A director is defined as an individual who holds a position of power within a company and is responsible for overseeing and making decisions on behalf of the company. This may include making decisions related to the company’s finances, operations, and strategy. In the UK, directors are governed by both common law and statutory law.

Common law refers to the law that is developed through the interpretation of judicial decisions, while statutory law is the law that is set out in legislation. In the UK, the Companies Act 2006 sets out the duties and responsibilities of directors, and is the primary piece of legislation that governs the behaviour of directors.

The essence of company director law is the Companies Act 2006 which establishes several key duties for directors. This includes a duty of care, a duty of skill and competence, and a duty of loyalty. The duty of care requires directors to exercise reasonable care, skill, and diligence when making decisions on behalf of the company. The duty of skill and competence requires directors to have the appropriate level of knowledge and experience to carry out their role effectively. The duty of loyalty requires directors to act in the best interests of the company, rather than pursuing their own personal interests.

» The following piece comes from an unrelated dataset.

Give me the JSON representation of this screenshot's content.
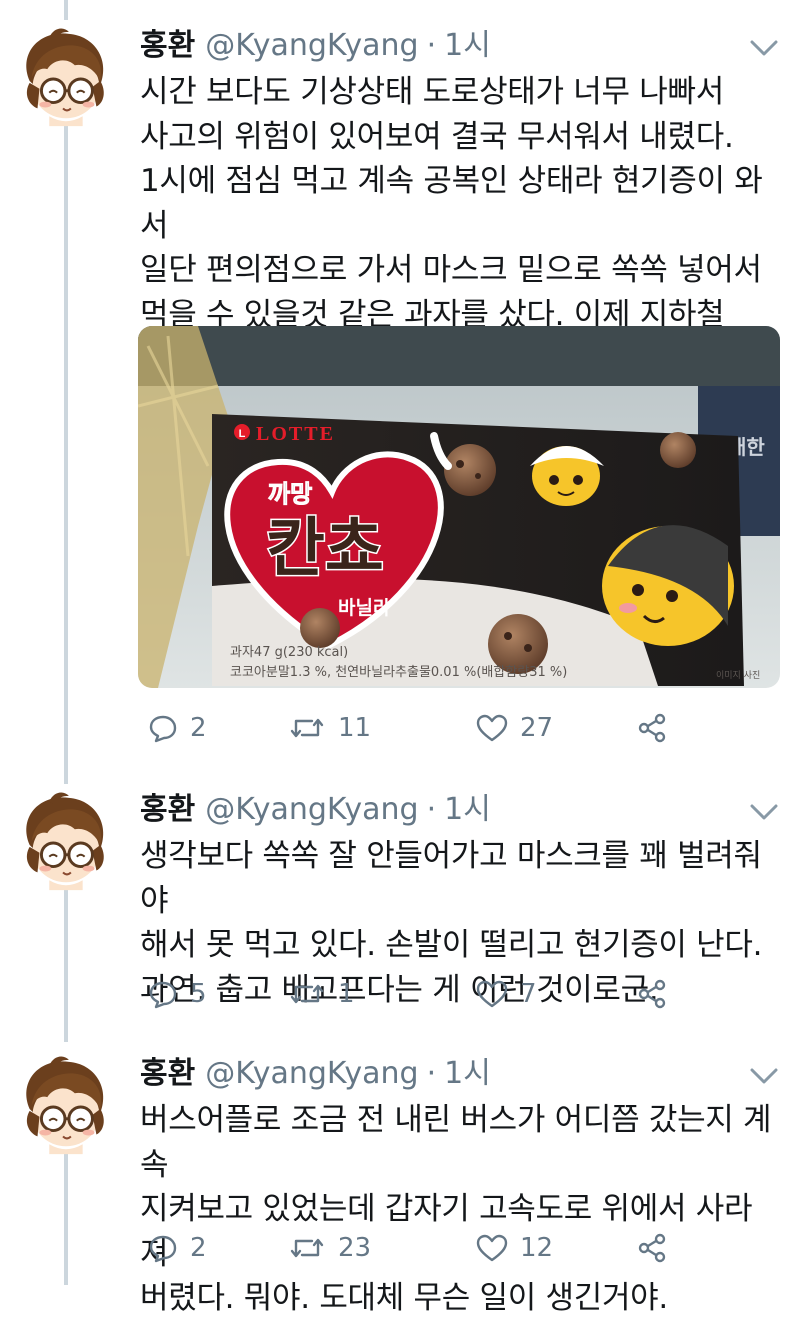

In addition to the duties set out in the Companies Act 2006, directors are also subject to various other laws and regulations. This includes the Insolvency Act 1986 and the Financial Services and Markets Act 2000. The Insolvency Act 1986 sets out the process for winding up a company and the responsibilities of directors during this process. The Financial Services and Markets Act 2000 regulates the conduct of financial services firms and the responsibilities of their directors.

It is important to note that directors can be held personally liable for any breaches of their duties under the law. This means that if a director fails to fulfil their obligations under the Companies Act 2006 or any other applicable laws, they may be held responsible for any losses suffered by the company as a result.

In conclusion, the law of a UK director plays a crucial role in ensuring that directors operate within a legal framework that protects the interests of the company and its stakeholders. By adhering to their duties and responsibilities under the Companies Act 2006 and other applicable laws, directors can help to ensure the success and growth of the company.